And finally, there’s the possibility that we’re protecting our kids too much. We all want our kids to be, and feel, safe. It’s a primal drive for every parent. But modern American parenting may have gone too far in this direction. A lot of kids are supervised all the time lest something truly horrific happens to them, even though abductions and the like are vanishingly rare.
We keep kids safe even from the little things. In school, many students are shielded from any potential failure. The problem is that, if kids never experience failure in low-stakes situations like a math quiz, they will not know what to do when they face real problems. We may have tried a bit too hard to keep our kids from experiencing frustration or sadness.

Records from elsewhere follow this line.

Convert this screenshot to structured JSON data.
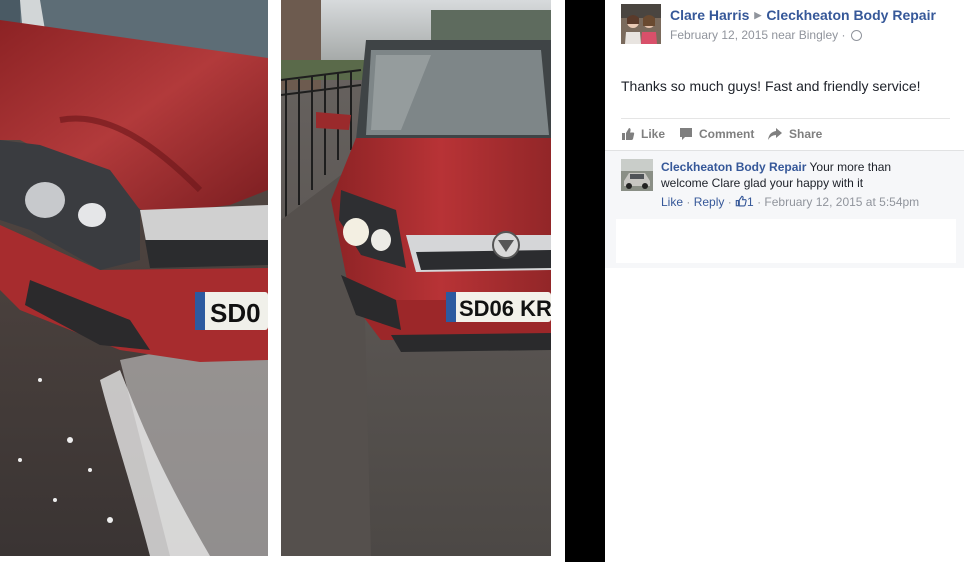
{
  "post": {
    "author": "Clare Harris",
    "page": "Cleckheaton Body Repair",
    "date": "February 12, 2015",
    "location": "near Bingley",
    "separator": "·",
    "text": "Thanks so much guys! Fast and friendly service!"
  },
  "actions": {
    "like": "Like",
    "comment": "Comment",
    "share": "Share"
  },
  "comment": {
    "author": "Cleckheaton Body Repair",
    "text": "Your more than welcome Clare glad your happy with it",
    "like": "Like",
    "reply": "Reply",
    "likes_count": "1",
    "timestamp": "February 12, 2015 at 5:54pm"
  },
  "photos": {
    "left_plate": "SD0",
    "right_plate": "SD06 KR"
  },
  "colors": {
    "link": "#365899",
    "car_red": "#a3282b",
    "meta_gray": "#90949c"
  }
}
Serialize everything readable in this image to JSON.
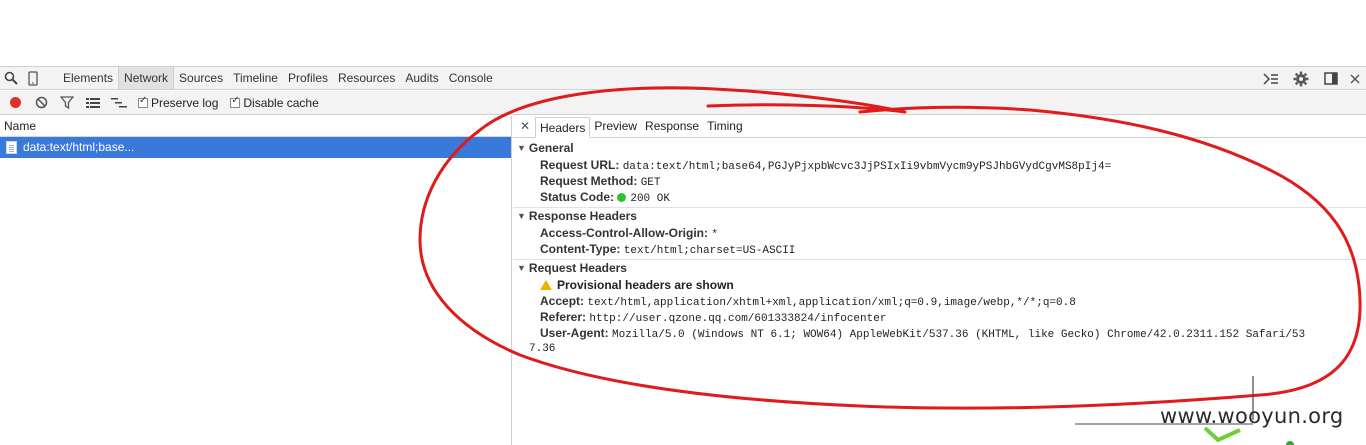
{
  "toolbar": {
    "tabs": [
      {
        "label": "Elements"
      },
      {
        "label": "Network"
      },
      {
        "label": "Sources"
      },
      {
        "label": "Timeline"
      },
      {
        "label": "Profiles"
      },
      {
        "label": "Resources"
      },
      {
        "label": "Audits"
      },
      {
        "label": "Console"
      }
    ],
    "active_tab": "Network"
  },
  "network_toolbar": {
    "preserve_log_label": "Preserve log",
    "preserve_log_checked": true,
    "disable_cache_label": "Disable cache",
    "disable_cache_checked": true
  },
  "request_list": {
    "column_header": "Name",
    "items": [
      {
        "name": "data:text/html;base..."
      }
    ]
  },
  "detail": {
    "tabs": [
      "Headers",
      "Preview",
      "Response",
      "Timing"
    ],
    "active_tab": "Headers",
    "general": {
      "title": "General",
      "request_url_key": "Request URL:",
      "request_url": "data:text/html;base64,PGJyPjxpbWcvc3JjPSIxIi9vbmVycm9yPSJhbGVydCgvMS8pIj4=",
      "request_method_key": "Request Method:",
      "request_method": "GET",
      "status_code_key": "Status Code:",
      "status_code": "200 OK"
    },
    "response_headers": {
      "title": "Response Headers",
      "acao_key": "Access-Control-Allow-Origin:",
      "acao": "*",
      "content_type_key": "Content-Type:",
      "content_type": "text/html;charset=US-ASCII"
    },
    "request_headers": {
      "title": "Request Headers",
      "warning": "Provisional headers are shown",
      "accept_key": "Accept:",
      "accept": "text/html,application/xhtml+xml,application/xml;q=0.9,image/webp,*/*;q=0.8",
      "referer_key": "Referer:",
      "referer": "http://user.qzone.qq.com/601333824/infocenter",
      "user_agent_key": "User-Agent:",
      "user_agent_line1": "Mozilla/5.0 (Windows NT 6.1; WOW64) AppleWebKit/537.36 (KHTML, like Gecko) Chrome/42.0.2311.152 Safari/53",
      "user_agent_line2": "7.36"
    }
  },
  "watermark": "www.wooyun.org",
  "colors": {
    "selection": "#3879d9",
    "annotation": "#e01b1b",
    "record": "#e0302a",
    "status_ok": "#2fbf2f"
  }
}
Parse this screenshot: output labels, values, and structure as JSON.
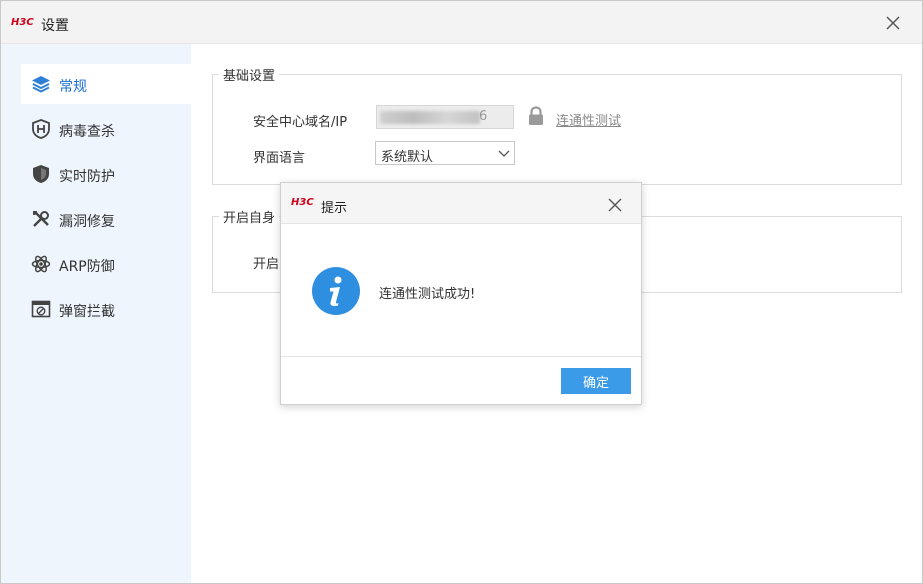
{
  "window": {
    "logo": "H3C",
    "title": "设置"
  },
  "sidebar": {
    "items": [
      {
        "label": "常规",
        "icon": "layers-icon",
        "active": true
      },
      {
        "label": "病毒查杀",
        "icon": "shield-h-icon"
      },
      {
        "label": "实时防护",
        "icon": "shield-icon"
      },
      {
        "label": "漏洞修复",
        "icon": "tools-icon"
      },
      {
        "label": "ARP防御",
        "icon": "atom-icon"
      },
      {
        "label": "弹窗拦截",
        "icon": "popup-block-icon"
      }
    ]
  },
  "basic": {
    "title": "基础设置",
    "domain_label": "安全中心域名/IP",
    "domain_value_tail": "6",
    "conn_test": "连通性测试",
    "lang_label": "界面语言",
    "lang_value": "系统默认"
  },
  "self": {
    "title": "开启自身",
    "row_label": "开启"
  },
  "dialog": {
    "logo": "H3C",
    "title": "提示",
    "message": "连通性测试成功!",
    "ok": "确定"
  },
  "colors": {
    "accent": "#3c9be8",
    "brand": "#d0021b",
    "sidebar_bg": "#eef5fc"
  }
}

Living a childhood without enough rough edges, without a little risk and a little failure, may have made it difficult for a lot of kids to handle even small setbacks. It seems like a lot of young Americans have come to believe that they’re fragile, that there’s danger everywhere, and that life is too hard to handle.
Some experts believe that American helicopter parenting has gone too far. They think that parents and schools should give kids more independence and allow them to learn to navigate a reasonable amount of risk. If you buy this theory, the good news is that the solution is free and easy — just send your kids out to play! Give them a little independence!
Americans should congratulate ourselves — we have done a remarkable job of protecting our kids from actual danger. It’s never been safer to be a kid in America. But we haven’t protected kids from feeling like there’s danger all around.
So how do we raise kids with a reasonable attitude toward risk? How do we make sure that the next generation of young people isn’t burdened with constant fear, even though they’re really quite safe?